Wabauskang First Nation members make back to school nourishing with SchoolBOX North Lunch Program
It’s back to school this week for kids in the Keewatin Patricia District School Board in Northwest Ontario, and for those who are living in poverty like one in five other Canadian children, the lack of a nutritious lunch is an obstacle to academic success. Almonte’s SchoolBOX is changing that situation for the better and is seeking donations to support its new SchoolBOX North Lunch Program. For only $10 you can equip a student with a new lunch box, or for $50 you can sponsor a week of healthy lunches.
“More than half of First Nation’s kids live under the poverty line according to the recent Upstream Institute study,” said SchoolBOX North Director Sarah Kerr, “And just as we have done in similar situations in Nicaragua, we undertook to fill in this gap with participation from concerned members of Wabauskang First Nation community.”

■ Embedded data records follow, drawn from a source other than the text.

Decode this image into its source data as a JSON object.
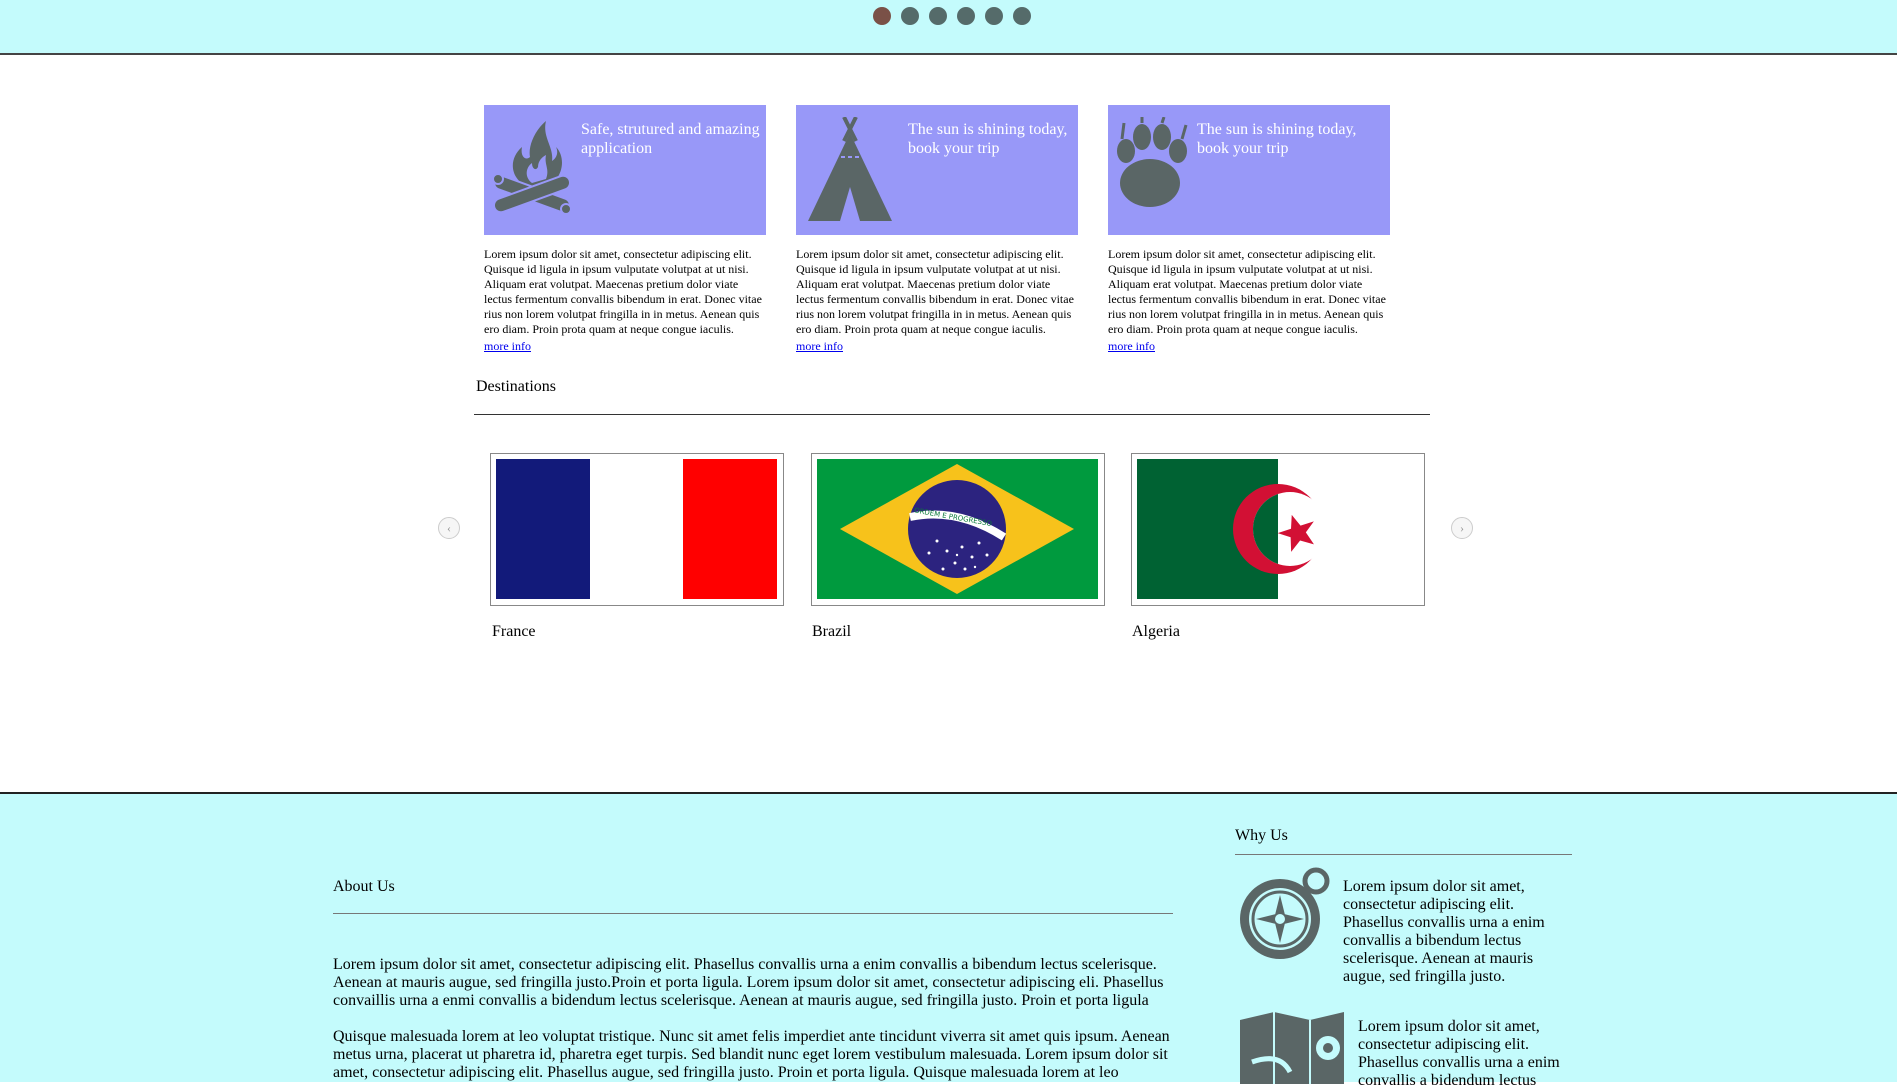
{
  "carousel": {
    "dots": [
      "slide-1",
      "slide-2",
      "slide-3",
      "slide-4",
      "slide-5",
      "slide-6"
    ],
    "active_index": 0
  },
  "features": [
    {
      "icon": "campfire-icon",
      "title": "Safe, strutured and amazing application",
      "description": "Lorem ipsum dolor sit amet, consectetur adipiscing elit. Quisque id ligula in ipsum vulputate volutpat at ut nisi. Aliquam erat volutpat. Maecenas pretium dolor viate lectus fermentum convallis bibendum in erat. Donec vitae rius non lorem volutpat fringilla in in metus. Aenean quis ero diam. Proin prota quam at neque congue iaculis.",
      "link": "more info"
    },
    {
      "icon": "tent-icon",
      "title": "The sun is shining today, book your trip",
      "description": "Lorem ipsum dolor sit amet, consectetur adipiscing elit. Quisque id ligula in ipsum vulputate volutpat at ut nisi. Aliquam erat volutpat. Maecenas pretium dolor viate lectus fermentum convallis bibendum in erat. Donec vitae rius non lorem volutpat fringilla in in metus. Aenean quis ero diam. Proin prota quam at neque congue iaculis.",
      "link": "more info"
    },
    {
      "icon": "paw-print-icon",
      "title": "The sun is shining today, book your trip",
      "description": "Lorem ipsum dolor sit amet, consectetur adipiscing elit. Quisque id ligula in ipsum vulputate volutpat at ut nisi. Aliquam erat volutpat. Maecenas pretium dolor viate lectus fermentum convallis bibendum in erat. Donec vitae rius non lorem volutpat fringilla in in metus. Aenean quis ero diam. Proin prota quam at neque congue iaculis.",
      "link": "more info"
    }
  ],
  "destinations": {
    "title": "Destinations",
    "prev_icon": "chevron-left-icon",
    "next_icon": "chevron-right-icon",
    "items": [
      {
        "name": "France",
        "flag": "france-flag"
      },
      {
        "name": "Brazil",
        "flag": "brazil-flag",
        "motto": "ORDEM E PROGRESSO"
      },
      {
        "name": "Algeria",
        "flag": "algeria-flag"
      }
    ]
  },
  "footer": {
    "about": {
      "title": "About Us",
      "paragraphs": [
        "Lorem ipsum dolor sit amet, consectetur adipiscing elit. Phasellus convallis urna a enim convallis a bibendum lectus scelerisque. Aenean at mauris augue, sed fringilla justo.Proin et porta ligula. Lorem ipsum dolor sit amet, consectetur adipiscing eli. Phasellus convaillis urna a enmi convallis a bidendum lectus scelerisque. Aenean at mauris augue, sed fringilla justo. Proin et porta ligula",
        "Quisque malesuada lorem at leo voluptat tristique. Nunc sit amet felis imperdiet ante tincidunt viverra sit amet quis ipsum. Aenean metus urna, placerat ut pharetra id, pharetra eget turpis. Sed blandit nunc eget lorem vestibulum malesuada. Lorem ipsum dolor sit amet, consectetur adipiscing elit. Phasellus augue, sed fringilla justo. Proin et porta ligula. Quisque malesuada lorem at leo"
      ]
    },
    "why": {
      "title": "Why Us",
      "items": [
        {
          "icon": "compass-icon",
          "text": "Lorem ipsum dolor sit amet, consectetur adipiscing elit. Phasellus convallis urna a enim convallis a bibendum lectus scelerisque. Aenean at mauris augue, sed fringilla justo."
        },
        {
          "icon": "map-pin-icon",
          "text": "Lorem ipsum dolor sit amet, consectetur adipiscing elit. Phasellus convallis urna a enim convallis a bidendum lectus"
        }
      ]
    }
  },
  "colors": {
    "header_bg": "#c4fbfc",
    "feature_banner": "#9898f8",
    "icon_gray": "#5a6666",
    "active_dot": "#7a5147",
    "dot": "#556b6a",
    "france_blue": "#121a7a",
    "france_red": "#ff0000",
    "brazil_green": "#009a3e",
    "brazil_yellow": "#f7c21b",
    "brazil_blue": "#2c237f",
    "algeria_green": "#006233",
    "algeria_red": "#d21034"
  }
}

The SchoolBOX North Lunch Program is a simple concept – a lunch box packed with healthy food for each child and delivered right on the school bus each morning before leaving the Wabauskang First Nation reserve and making the 110-kilometer journey north to high school and 40-kilometer drive to primary school.
Each lunch includes a healthy main course, loads of snacks and drinks for the day. The program is run by Anishinaabe chef Marshall Moore who recently graduated with his Culinary Management diploma from Canadore College in partnership with the Seven Generations Education Institute in Kenora. He has a passion for food and a gift to share it.
“I want to make lunch healthy and fun for every child,” said Moore. “I want them to know that they are loved with this meal and help encourage them to believe that they can do whatever they set their mind to,” added the step-dad of three children.
SchoolBOX North – Wabauskang Library
SchoolBOX is a registered charity that has been ‘making education possible’ for kids in Nicaragua for over a decade and has brought that mission ‘home’ to support Indigenous communities close the education gap with SchoolBOX North.
What began with the simple gift of a notebook and pencil in 2006, quickly evolved into building libraries and classrooms in some of the most impoverished communities in the Americas. To date, SchoolBOX has constructed a total of 104 classrooms, created 81 libraries and delivered 623,465 notebooks to kids, many of those classrooms built with the help of First Nations, Métis and Inuit youth from across Canada.
Chef Marshall Moore connected with SchoolBOX through Terri Meekis, now a Wabauskang First Nations Councillor, who went to build a school for kids in Nicaragua with the Indigenous Youth Empowering Students (IYES) Program in 2012. Her heart for kids was evident and she had streams of children running and playing with her each day on her volunteer trip.
The IYES program supports Indigenous youth to research and share their cultures while on SchoolBOX builds, and then reflect on how they could use what they learned in Nicaragua to make a difference in their communities back home in northern Canada. For Terri, that meant helping to eliminate the education gap on her reserve – a small community without a school or library.
After her second trip to Nicaragua in 2017, Terri decided to create the Wabauskang First Nations Library, which was inaugurated by Ontario Library Services – North in 2018. She then helped to develop the Wabauskang Lunch Program.
“This program is so important,” says Meekis, “as we are incorporating the calls to action from the TRC and the O’Brien Institute research to positively impact our children. It’s about more than just a sandwich. Each lunch box symbolizes our mission to feed to the physical and mental wellbeing of our kids”.
Both the library and new lunch program are close to the hearts of Terri and Marshall who grew up facing massive obstacles to education – from intergenerational trauma of family members who were taken away to residential schools to the lack of access to school in their home community. And yet these two amazing leaders have not only overcome all odds to graduate and pursue further education, they have broken the cycle of poverty that was left by colonialism.
These inspiring parents want to make sure every child has the opportunity to go to school and reach their potential. They know first-hand that this starts with a healthy lunch – a simple intervention proven to increase attendance, improve classroom performance and overall mental wellbeing.
You can help
To support the new lunch program, you can visit www.schoolbox.ca/lunch. For only $10 you can equip a student with a new lunch box or for $50 you can sponsor a week of healthy lunches.
The power of SchoolBOX rests in the simple fact that we are united in our love for all children, and in our belief that education is the key to defeating poverty, wherever we find it. This means providing school supplies and books in Nicaragua, where only half of the kids are getting to high school, as well as providing books and healthy lunches to kids on native reserves in Canada where less than half of kids are finishing high school.
The SchoolBOX team is so grateful to the generous support of our diverse community for ‘making education possible’ for tens of thousands of kids, by way of a simple notebook and pencil or a nourishing lunch. Thank you! Gracias! Miigwetch!
Please contact SchoolBOX North Director Sarah Kerr at 647-882-7484 or firstname.lastname@example.org or Wabauskang Councillor Terri Meekis at 807-220-0293 with any questions.